Pollution suspected in deaths of 10,000 endangered frogs in Peru

By October 18, 2016

Peru is investigating the deaths of at least 10,000 Titicaca water frogs in a river north of Lake Titicaca in the southern state of Puno.

Environmental activists brought 100 of the dead frogs to the central plaza of Puno to call attention to the problem. Peru’s forestry service, Serfor, then issued a statement saying that up to 10,000 of the endangered frogs may have been killed in a 30-mile area of the Coata River, a tributary of the 22,000-square-mile Lake Titicaca.

“I’ve had to bring them the dead frogs. The authorities don’t realize how we’re living,” activist Maruja Inquilla told AFP. “They have no idea how major the pollution is. The situation is maddening.”

The statement by Serfor indicated that in the agency’s collection of a sample of 500 frogs, researchers witnessed seagulls feeding on the dead frogs and collected samples of sewage in the river.

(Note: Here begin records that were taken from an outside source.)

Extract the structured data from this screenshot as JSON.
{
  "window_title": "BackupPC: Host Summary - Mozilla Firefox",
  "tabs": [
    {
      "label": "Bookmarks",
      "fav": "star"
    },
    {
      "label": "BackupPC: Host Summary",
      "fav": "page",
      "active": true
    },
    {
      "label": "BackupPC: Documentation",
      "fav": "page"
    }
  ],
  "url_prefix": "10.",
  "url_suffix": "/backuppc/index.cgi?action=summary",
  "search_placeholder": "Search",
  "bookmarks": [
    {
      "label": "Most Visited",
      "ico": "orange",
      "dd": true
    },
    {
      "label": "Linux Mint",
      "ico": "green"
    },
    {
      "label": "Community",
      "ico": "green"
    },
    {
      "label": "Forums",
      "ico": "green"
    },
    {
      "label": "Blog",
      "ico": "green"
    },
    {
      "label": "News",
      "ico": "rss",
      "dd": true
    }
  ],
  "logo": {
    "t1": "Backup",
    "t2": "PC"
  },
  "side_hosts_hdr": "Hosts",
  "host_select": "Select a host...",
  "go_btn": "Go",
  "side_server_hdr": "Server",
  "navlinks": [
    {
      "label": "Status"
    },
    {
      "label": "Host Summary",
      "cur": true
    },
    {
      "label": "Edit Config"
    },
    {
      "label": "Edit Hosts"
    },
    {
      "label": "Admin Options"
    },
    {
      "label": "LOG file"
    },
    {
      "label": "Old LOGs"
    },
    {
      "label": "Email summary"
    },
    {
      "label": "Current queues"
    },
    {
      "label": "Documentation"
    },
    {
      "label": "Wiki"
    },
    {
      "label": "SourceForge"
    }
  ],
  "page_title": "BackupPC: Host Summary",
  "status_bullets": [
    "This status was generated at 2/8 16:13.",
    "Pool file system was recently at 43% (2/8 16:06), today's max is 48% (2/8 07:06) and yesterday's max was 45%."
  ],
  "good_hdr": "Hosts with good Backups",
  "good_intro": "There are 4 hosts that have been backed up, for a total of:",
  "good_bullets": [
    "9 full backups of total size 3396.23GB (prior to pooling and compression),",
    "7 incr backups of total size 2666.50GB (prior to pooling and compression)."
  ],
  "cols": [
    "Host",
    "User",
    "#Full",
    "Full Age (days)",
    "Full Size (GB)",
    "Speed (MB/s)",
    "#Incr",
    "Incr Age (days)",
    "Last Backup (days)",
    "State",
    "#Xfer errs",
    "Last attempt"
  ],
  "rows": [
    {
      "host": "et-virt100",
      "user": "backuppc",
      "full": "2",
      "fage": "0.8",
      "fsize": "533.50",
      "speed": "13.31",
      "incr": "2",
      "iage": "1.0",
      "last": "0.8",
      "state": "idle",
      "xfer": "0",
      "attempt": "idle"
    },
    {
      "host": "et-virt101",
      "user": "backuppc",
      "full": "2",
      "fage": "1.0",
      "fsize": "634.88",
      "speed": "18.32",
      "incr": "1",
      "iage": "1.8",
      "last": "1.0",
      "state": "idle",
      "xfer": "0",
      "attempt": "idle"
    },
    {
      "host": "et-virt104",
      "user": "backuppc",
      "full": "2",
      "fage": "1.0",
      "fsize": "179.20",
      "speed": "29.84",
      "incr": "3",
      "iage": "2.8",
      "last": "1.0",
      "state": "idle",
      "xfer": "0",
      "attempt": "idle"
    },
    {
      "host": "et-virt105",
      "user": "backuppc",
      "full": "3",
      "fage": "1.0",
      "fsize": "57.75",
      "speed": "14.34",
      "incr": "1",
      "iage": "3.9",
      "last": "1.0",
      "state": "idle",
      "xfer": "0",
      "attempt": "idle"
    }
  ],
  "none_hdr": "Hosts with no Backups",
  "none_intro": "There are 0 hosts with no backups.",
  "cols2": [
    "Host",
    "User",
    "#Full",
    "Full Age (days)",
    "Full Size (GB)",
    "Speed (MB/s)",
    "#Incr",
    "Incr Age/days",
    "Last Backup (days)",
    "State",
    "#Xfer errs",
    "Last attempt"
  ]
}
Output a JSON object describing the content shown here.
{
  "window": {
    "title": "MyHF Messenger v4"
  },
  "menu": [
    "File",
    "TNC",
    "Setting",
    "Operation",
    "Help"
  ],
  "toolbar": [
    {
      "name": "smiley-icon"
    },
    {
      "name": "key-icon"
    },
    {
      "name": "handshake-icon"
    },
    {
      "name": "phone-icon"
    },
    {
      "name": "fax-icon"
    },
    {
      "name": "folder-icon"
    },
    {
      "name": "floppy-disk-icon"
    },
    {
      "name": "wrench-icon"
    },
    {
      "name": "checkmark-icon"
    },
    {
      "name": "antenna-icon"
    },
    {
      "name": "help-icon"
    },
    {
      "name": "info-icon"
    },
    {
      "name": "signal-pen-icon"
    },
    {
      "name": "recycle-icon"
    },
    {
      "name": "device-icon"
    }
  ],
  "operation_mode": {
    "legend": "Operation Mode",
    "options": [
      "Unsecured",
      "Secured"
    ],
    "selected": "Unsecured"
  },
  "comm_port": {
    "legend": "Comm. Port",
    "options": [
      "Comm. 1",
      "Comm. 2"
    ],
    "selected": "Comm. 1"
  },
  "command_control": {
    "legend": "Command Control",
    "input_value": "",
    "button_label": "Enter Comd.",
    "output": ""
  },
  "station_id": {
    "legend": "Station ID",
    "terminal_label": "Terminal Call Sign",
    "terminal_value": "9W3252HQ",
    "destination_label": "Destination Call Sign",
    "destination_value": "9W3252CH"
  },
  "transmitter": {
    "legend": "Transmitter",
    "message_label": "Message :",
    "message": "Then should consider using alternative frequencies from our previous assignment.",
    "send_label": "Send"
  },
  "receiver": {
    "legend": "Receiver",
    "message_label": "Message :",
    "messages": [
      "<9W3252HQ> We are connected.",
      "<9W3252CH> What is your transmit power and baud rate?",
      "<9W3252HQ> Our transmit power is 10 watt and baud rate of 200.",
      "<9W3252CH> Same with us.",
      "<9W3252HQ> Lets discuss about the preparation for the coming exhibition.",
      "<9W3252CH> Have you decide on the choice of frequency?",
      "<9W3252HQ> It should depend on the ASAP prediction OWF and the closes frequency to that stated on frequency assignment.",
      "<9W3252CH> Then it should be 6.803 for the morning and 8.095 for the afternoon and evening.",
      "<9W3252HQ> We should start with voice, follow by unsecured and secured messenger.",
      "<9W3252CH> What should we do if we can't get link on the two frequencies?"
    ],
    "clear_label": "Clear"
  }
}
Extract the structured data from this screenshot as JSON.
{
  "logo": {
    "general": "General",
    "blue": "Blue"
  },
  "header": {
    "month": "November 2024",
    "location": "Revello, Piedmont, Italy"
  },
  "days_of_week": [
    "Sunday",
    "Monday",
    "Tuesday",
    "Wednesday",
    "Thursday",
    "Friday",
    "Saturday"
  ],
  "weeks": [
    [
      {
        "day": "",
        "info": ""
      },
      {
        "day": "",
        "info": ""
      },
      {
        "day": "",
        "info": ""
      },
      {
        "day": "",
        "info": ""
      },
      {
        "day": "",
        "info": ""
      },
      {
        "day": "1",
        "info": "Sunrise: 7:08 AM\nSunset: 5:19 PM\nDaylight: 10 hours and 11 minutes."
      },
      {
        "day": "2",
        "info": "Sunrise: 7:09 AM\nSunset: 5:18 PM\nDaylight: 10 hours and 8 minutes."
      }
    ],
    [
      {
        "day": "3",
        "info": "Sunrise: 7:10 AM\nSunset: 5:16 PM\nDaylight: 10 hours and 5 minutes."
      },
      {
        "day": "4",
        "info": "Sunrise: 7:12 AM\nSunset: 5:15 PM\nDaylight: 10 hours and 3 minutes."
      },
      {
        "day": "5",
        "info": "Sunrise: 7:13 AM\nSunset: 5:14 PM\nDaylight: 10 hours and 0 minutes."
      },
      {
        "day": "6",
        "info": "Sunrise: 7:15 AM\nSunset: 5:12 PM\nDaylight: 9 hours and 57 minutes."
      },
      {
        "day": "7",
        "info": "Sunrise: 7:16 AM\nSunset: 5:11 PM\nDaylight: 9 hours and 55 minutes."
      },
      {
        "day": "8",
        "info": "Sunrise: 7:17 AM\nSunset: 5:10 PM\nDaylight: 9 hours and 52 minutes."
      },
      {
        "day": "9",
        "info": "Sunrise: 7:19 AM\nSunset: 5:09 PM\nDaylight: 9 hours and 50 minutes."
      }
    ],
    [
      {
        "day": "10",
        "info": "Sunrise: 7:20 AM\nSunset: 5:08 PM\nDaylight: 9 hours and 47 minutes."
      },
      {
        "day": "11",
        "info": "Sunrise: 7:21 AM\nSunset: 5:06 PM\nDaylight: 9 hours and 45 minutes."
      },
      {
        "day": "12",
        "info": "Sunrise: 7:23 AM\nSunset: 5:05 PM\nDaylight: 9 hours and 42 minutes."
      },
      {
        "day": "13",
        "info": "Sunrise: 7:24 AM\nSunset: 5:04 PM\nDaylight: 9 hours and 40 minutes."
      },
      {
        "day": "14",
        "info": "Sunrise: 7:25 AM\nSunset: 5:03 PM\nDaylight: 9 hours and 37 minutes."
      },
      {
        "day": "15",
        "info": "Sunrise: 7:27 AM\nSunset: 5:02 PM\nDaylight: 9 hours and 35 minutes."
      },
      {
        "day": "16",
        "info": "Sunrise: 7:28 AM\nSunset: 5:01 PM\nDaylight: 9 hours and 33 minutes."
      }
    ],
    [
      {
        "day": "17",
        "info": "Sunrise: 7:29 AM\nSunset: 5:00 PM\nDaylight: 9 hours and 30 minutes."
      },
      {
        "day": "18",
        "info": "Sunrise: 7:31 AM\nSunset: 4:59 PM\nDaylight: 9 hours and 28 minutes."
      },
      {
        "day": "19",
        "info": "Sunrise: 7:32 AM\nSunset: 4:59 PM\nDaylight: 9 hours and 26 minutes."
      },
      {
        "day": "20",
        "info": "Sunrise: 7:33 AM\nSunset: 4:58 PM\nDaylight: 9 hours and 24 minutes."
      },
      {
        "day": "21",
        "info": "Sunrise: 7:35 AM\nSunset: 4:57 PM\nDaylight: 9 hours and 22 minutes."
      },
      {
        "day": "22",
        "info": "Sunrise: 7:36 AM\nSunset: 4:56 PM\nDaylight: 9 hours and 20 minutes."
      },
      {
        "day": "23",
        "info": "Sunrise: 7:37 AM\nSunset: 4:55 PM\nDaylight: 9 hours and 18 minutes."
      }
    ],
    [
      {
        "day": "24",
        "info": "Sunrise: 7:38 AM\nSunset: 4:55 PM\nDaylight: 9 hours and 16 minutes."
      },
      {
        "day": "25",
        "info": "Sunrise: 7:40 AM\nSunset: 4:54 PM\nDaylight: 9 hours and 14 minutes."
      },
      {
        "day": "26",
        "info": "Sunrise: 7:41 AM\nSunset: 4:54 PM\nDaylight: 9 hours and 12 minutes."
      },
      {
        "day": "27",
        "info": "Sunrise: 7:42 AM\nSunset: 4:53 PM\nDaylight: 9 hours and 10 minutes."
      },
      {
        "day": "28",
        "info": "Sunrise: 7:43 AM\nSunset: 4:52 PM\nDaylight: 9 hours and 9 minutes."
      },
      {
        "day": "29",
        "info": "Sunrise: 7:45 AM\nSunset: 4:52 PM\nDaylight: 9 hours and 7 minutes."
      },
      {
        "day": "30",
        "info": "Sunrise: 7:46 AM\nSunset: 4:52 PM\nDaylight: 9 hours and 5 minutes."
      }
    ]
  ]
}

Last October Inquilla accused Coata district mayor of holding up a sewage plant to treat the river water contaminated by sewage emitted by the nearby city of Juliaca.

“[The Titicaca water frog is] listed as Critically Endangered because of an observed serious population decline, estimated to be more than 80% over the last three generations, due to over-exploitation, habitat degradation and invasive species,” reads the IUCN Red List on Threatened Species’ profile on the Telmatobius coleus species.

“The main threat is the pollution by sewage being discharged into the lake, always increasing with the population,” Carlos Paucar writes in a 2012 report for La Republica. “Even solid waste is deposited, which reduces the oxygen in the water.”

Paucar cites other threats as tourism boats affecting the frogs’ habitat, the emergence of invasive species such as trout which eat the frog’s eggs and hunting for human consumption in regional dishes as well as to be sold in extracts in coastal cities and in Lima. Sometimes called “Peruvian Viagra,” the frog is believed to have aphrodisiac properties.

Weighing up to two pounds, the Titicaca water frog is the world’s largest aquatic frog and is found only in Peru and Bolivia around Lake Titicaca. It is recognized by the excess skin around its neck which helps it breathe.


Puno: Serfor investiga muerte de más de 10,000 ranas en río Coata (Andina)

Peru investigates death of 10,000 Titicaca water frogs (BBC)

Maruja Inquilla: “alcalde de Coata no tiene capacidad” (Correo)

Los peligros que enfrenta la Rana Gigante del Titicaca (La Republica)

Telmatobius coleus (IUCN)